WORK ITEM: Copy every entry precisely.

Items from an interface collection
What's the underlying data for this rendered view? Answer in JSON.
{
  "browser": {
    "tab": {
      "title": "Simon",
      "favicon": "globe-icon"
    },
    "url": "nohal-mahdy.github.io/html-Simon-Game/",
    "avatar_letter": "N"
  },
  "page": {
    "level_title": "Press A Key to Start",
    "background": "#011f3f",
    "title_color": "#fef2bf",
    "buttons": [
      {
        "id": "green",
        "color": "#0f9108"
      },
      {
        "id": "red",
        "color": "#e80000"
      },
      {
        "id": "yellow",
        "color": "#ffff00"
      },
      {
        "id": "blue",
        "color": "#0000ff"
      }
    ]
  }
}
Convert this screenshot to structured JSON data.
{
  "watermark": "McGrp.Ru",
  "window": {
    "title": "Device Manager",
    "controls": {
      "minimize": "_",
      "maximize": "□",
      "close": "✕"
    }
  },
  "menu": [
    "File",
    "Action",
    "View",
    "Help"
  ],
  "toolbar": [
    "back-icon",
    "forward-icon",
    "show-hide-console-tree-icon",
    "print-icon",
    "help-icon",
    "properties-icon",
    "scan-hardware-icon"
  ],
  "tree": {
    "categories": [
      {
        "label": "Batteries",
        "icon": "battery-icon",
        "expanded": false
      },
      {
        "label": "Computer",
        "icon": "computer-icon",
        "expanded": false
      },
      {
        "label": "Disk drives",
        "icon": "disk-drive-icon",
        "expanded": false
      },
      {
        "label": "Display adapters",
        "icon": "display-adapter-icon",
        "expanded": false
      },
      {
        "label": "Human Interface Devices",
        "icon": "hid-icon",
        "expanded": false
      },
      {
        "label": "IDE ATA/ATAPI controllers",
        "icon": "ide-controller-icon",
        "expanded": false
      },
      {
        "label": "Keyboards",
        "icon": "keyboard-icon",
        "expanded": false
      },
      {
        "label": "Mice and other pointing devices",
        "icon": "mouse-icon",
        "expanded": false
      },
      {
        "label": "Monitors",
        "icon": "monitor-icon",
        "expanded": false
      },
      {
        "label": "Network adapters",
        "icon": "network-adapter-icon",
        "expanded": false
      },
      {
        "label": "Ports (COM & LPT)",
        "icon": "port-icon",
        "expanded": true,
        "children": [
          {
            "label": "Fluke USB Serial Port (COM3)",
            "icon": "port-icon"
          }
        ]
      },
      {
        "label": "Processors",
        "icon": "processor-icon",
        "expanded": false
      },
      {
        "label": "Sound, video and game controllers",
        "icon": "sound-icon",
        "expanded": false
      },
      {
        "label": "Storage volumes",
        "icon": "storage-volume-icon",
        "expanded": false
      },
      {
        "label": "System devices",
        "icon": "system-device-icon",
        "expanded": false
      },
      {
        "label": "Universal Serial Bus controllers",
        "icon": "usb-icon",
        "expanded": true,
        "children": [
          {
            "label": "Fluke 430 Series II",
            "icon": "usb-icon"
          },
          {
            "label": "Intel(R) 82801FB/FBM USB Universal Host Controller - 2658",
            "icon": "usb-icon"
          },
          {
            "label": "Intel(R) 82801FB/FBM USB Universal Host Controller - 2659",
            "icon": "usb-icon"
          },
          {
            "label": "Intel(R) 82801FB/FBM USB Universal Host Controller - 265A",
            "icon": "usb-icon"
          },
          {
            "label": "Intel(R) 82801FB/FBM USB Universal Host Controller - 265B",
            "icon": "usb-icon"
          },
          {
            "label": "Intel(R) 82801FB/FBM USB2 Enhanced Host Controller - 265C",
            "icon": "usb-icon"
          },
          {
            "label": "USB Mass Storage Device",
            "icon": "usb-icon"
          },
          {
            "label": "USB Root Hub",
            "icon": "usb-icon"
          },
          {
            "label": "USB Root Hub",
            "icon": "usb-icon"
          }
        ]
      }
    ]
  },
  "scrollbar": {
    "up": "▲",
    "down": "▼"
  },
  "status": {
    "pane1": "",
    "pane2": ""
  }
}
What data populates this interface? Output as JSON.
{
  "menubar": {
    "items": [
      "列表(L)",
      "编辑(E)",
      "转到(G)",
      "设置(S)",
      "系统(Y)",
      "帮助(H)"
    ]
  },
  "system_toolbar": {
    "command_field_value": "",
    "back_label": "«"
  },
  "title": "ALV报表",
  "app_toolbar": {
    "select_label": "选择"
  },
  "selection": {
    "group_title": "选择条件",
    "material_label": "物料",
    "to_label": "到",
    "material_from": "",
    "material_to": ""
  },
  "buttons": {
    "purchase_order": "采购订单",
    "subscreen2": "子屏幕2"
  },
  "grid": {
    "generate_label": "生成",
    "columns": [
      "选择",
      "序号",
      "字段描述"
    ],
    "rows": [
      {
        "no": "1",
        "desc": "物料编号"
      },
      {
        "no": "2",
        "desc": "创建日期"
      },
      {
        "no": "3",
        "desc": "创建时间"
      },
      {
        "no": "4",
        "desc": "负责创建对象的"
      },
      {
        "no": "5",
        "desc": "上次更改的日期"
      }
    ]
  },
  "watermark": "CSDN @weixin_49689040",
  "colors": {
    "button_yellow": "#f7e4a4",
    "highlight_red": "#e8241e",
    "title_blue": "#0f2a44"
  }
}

RESPONSE:
What's the underlying data for this rendered view? Answer in JSON.
{
  "browser": {
    "tab": {
      "title": "Simon",
      "favicon": "globe-icon"
    },
    "url": "nohal-mahdy.github.io/html-Simon-Game/",
    "avatar_letter": "N"
  },
  "page": {
    "level_title": "Press A Key to Start",
    "background": "#011f3f",
    "title_color": "#fef2bf",
    "buttons": [
      {
        "id": "green",
        "color": "#0f9108"
      },
      {
        "id": "red",
        "color": "#e80000"
      },
      {
        "id": "yellow",
        "color": "#ffff00"
      },
      {
        "id": "blue",
        "color": "#0000ff"
      }
    ]
  }
}
Convert this screenshot to structured JSON data.
{
  "watermark": "McGrp.Ru",
  "window": {
    "title": "Device Manager",
    "controls": {
      "minimize": "_",
      "maximize": "□",
      "close": "✕"
    }
  },
  "menu": [
    "File",
    "Action",
    "View",
    "Help"
  ],
  "toolbar": [
    "back-icon",
    "forward-icon",
    "show-hide-console-tree-icon",
    "print-icon",
    "help-icon",
    "properties-icon",
    "scan-hardware-icon"
  ],
  "tree": {
    "categories": [
      {
        "label": "Batteries",
        "icon": "battery-icon",
        "expanded": false
      },
      {
        "label": "Computer",
        "icon": "computer-icon",
        "expanded": false
      },
      {
        "label": "Disk drives",
        "icon": "disk-drive-icon",
        "expanded": false
      },
      {
        "label": "Display adapters",
        "icon": "display-adapter-icon",
        "expanded": false
      },
      {
        "label": "Human Interface Devices",
        "icon": "hid-icon",
        "expanded": false
      },
      {
        "label": "IDE ATA/ATAPI controllers",
        "icon": "ide-controller-icon",
        "expanded": false
      },
      {
        "label": "Keyboards",
        "icon": "keyboard-icon",
        "expanded": false
      },
      {
        "label": "Mice and other pointing devices",
        "icon": "mouse-icon",
        "expanded": false
      },
      {
        "label": "Monitors",
        "icon": "monitor-icon",
        "expanded": false
      },
      {
        "label": "Network adapters",
        "icon": "network-adapter-icon",
        "expanded": false
      },
      {
        "label": "Ports (COM & LPT)",
        "icon": "port-icon",
        "expanded": true,
        "children": [
          {
            "label": "Fluke USB Serial Port (COM3)",
            "icon": "port-icon"
          }
        ]
      },
      {
        "label": "Processors",
        "icon": "processor-icon",
        "expanded": false
      },
      {
        "label": "Sound, video and game controllers",
        "icon": "sound-icon",
        "expanded": false
      },
      {
        "label": "Storage volumes",
        "icon": "storage-volume-icon",
        "expanded": false
      },
      {
        "label": "System devices",
        "icon": "system-device-icon",
        "expanded": false
      },
      {
        "label": "Universal Serial Bus controllers",
        "icon": "usb-icon",
        "expanded": true,
        "children": [
          {
            "label": "Fluke 430 Series II",
            "icon": "usb-icon"
          },
          {
            "label": "Intel(R) 82801FB/FBM USB Universal Host Controller - 2658",
            "icon": "usb-icon"
          },
          {
            "label": "Intel(R) 82801FB/FBM USB Universal Host Controller - 2659",
            "icon": "usb-icon"
          },
          {
            "label": "Intel(R) 82801FB/FBM USB Universal Host Controller - 265A",
            "icon": "usb-icon"
          },
          {
            "label": "Intel(R) 82801FB/FBM USB Universal Host Controller - 265B",
            "icon": "usb-icon"
          },
          {
            "label": "Intel(R) 82801FB/FBM USB2 Enhanced Host Controller - 265C",
            "icon": "usb-icon"
          },
          {
            "label": "USB Mass Storage Device",
            "icon": "usb-icon"
          },
          {
            "label": "USB Root Hub",
            "icon": "usb-icon"
          },
          {
            "label": "USB Root Hub",
            "icon": "usb-icon"
          }
        ]
      }
    ]
  },
  "scrollbar": {
    "up": "▲",
    "down": "▼"
  },
  "status": {
    "pane1": "",
    "pane2": ""
  }
}
What data populates this interface? Output as JSON.
{
  "menubar": {
    "items": [
      "列表(L)",
      "编辑(E)",
      "转到(G)",
      "设置(S)",
      "系统(Y)",
      "帮助(H)"
    ]
  },
  "system_toolbar": {
    "command_field_value": "",
    "back_label": "«"
  },
  "title": "ALV报表",
  "app_toolbar": {
    "select_label": "选择"
  },
  "selection": {
    "group_title": "选择条件",
    "material_label": "物料",
    "to_label": "到",
    "material_from": "",
    "material_to": ""
  },
  "buttons": {
    "purchase_order": "采购订单",
    "subscreen2": "子屏幕2"
  },
  "grid": {
    "generate_label": "生成",
    "columns": [
      "选择",
      "序号",
      "字段描述"
    ],
    "rows": [
      {
        "no": "1",
        "desc": "物料编号"
      },
      {
        "no": "2",
        "desc": "创建日期"
      },
      {
        "no": "3",
        "desc": "创建时间"
      },
      {
        "no": "4",
        "desc": "负责创建对象的"
      },
      {
        "no": "5",
        "desc": "上次更改的日期"
      }
    ]
  },
  "watermark": "CSDN @weixin_49689040",
  "colors": {
    "button_yellow": "#f7e4a4",
    "highlight_red": "#e8241e",
    "title_blue": "#0f2a44"
  }
}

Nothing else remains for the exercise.